Adele Herter Seronde of Sedona, Ariz., painter, poet, author of books, and community activist, died peacefully at her home on April 16, 2019, surrounded by her family. She was 93. Her husband, Dr. Joseph Seronde, passed away in the year 2000, but she is survived by their five children, 13 grandchildren and seven great-grandchildren. She had lived in Sedona since 1982.
Adele was born in Manchester, Mass., in 1925. She was the daughter of Christian A. Herter, 59th governor of the commonwealth of Massachusetts and secretary of state under President Dwight D. Eisenhower. By age 5, she was avidly sketching horses and people and took inspiration from her grandparents, Albert and Adele Herter, both of them painters and gardeners with a deep love of nature. She attended Bennington College, where the poet Theodore Roethke kindled her love of poetry with his “I learn by going where I have to go.” She studied with prominent artists Karl Knaths, also at Bennington, and later with Hans Hoffman in New York City, resonating with their love of color and abstract form grounded in nature.
As a lifelong painter, she was strongly influenced by Impressionism and Abstract Expressionism. Her evocative paintings featured landscapes and seascapes, both vast and intimate, and the gardens and bouquets she loved. Throughout her life, she was devoted to the healing power that the arts can have on the individual and the community, stating: “I believe that art has the miraculous power of beauty which inundates and transforms both the creator and the world.
Her life was a reflection of this profound love of beauty, made visible through her art, her writings and her humanitarian endeavors. Her work has been exhibited at the Decordova Museum in Lincoln, Mass., and in numerous galleries, notably the Weeden and Nova galleries in Boston, the Wingspread in Northeast Harbor, the Vigna Nuova in Florence, Italy, and the Goldenstein Gallery in Sedona, Ariz.
In the late 1960s, she served as co-director for visual arts for “Summerthing,” the mayor of Boston’s neighborhood arts festival, and worked with local artists to create murals throughout the city. She saw gardens as a metaphor for healing both self and community and founded the Christian A. Herter Center in Allston, Mass., to promote community gardens, environmental arts and alternative technologies in the Boston area.During the 1980s, she moved to Arizona and worked with the International Friends of Transformative Art to promote the spiritual role of the arts; and in 1994, she founded Gardens for Humanity to help catalyze gardens in schools, hospitals and urban areas.
She was the author of 11 books including “Ask a Daffodil,” an illustrated book of poetry designed to help children learn to read; “All My Loves and Deaths,” one of her books of poetry that won a bronze medal from the Reader’s Favorite Book Awards; and “Our Sacred Garden, The Living Earth” — an endeavor to “awaken the visionary in us” and heal our relationship with the Earth. Her final two books will be published posthumously: “Easter Canticles,” a collection of haikus and sketches completed in the month prior to her passing; and “Pegasus on Fire: Art, Nature and Spirit in Education,” which offers a vision of holistic education for a rapidly changing world.
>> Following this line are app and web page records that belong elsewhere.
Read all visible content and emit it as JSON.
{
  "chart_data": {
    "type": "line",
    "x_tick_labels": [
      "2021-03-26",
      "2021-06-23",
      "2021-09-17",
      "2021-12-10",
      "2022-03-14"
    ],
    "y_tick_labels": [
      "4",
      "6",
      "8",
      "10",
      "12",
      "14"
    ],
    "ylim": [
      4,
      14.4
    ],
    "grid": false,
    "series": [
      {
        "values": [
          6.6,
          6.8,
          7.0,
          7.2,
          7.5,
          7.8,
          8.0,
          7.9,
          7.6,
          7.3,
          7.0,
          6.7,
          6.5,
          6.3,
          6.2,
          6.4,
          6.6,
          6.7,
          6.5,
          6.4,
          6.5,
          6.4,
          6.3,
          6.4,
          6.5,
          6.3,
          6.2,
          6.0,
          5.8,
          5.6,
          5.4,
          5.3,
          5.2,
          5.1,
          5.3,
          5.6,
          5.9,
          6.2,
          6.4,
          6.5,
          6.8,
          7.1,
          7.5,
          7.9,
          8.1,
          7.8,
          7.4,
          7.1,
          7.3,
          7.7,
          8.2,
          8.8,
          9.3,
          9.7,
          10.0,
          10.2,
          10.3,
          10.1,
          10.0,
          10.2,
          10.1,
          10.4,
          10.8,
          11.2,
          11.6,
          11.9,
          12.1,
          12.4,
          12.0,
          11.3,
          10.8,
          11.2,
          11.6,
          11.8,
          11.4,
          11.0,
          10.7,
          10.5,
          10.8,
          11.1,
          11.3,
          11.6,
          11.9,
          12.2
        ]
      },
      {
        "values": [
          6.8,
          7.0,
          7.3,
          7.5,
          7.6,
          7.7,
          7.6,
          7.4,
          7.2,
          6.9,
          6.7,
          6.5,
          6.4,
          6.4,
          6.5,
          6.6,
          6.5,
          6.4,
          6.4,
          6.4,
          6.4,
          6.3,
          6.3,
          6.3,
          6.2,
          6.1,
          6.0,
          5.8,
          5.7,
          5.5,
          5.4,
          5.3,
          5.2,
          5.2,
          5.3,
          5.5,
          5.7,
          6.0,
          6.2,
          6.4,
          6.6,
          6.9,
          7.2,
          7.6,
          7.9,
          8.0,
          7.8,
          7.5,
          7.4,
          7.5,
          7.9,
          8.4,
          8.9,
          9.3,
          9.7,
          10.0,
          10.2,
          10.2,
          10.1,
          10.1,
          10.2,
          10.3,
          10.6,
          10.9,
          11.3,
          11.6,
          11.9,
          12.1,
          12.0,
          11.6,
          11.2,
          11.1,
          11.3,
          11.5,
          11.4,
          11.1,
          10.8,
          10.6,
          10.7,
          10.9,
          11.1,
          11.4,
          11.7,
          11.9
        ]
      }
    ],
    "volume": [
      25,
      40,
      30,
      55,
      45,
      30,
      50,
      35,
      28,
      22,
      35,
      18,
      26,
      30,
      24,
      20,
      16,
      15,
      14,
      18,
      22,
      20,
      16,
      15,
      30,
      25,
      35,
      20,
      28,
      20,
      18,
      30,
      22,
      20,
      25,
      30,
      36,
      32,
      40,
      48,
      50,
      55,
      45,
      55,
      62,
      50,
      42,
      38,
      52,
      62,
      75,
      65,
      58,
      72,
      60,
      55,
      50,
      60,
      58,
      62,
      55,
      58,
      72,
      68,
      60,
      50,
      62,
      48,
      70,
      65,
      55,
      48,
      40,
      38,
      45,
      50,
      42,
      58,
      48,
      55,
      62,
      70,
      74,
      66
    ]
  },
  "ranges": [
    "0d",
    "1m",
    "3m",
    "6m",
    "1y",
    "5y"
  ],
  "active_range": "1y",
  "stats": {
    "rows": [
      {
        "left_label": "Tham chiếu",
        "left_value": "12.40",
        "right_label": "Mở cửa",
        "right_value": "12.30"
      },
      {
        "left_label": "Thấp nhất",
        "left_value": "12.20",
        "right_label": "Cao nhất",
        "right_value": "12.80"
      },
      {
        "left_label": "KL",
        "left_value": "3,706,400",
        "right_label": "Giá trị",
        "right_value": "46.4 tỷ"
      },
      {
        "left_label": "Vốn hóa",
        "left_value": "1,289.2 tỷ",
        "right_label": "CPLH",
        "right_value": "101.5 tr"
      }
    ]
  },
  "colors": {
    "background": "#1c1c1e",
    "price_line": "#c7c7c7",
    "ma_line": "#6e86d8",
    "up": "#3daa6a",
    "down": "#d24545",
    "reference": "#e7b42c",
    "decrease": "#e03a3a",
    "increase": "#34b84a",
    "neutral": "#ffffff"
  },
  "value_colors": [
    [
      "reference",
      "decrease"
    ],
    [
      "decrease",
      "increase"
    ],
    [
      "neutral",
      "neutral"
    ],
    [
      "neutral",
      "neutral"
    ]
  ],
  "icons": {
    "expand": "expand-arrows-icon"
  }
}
A memorial gathering of family and friends to celebrate Adele’s life was held at the Creative Life Center in Sedona, Ariz., on May 17, 2019. Another gathering will be held at the Herter Park in Allston, Mass., on June 15, 2019, from 3-5 p.m.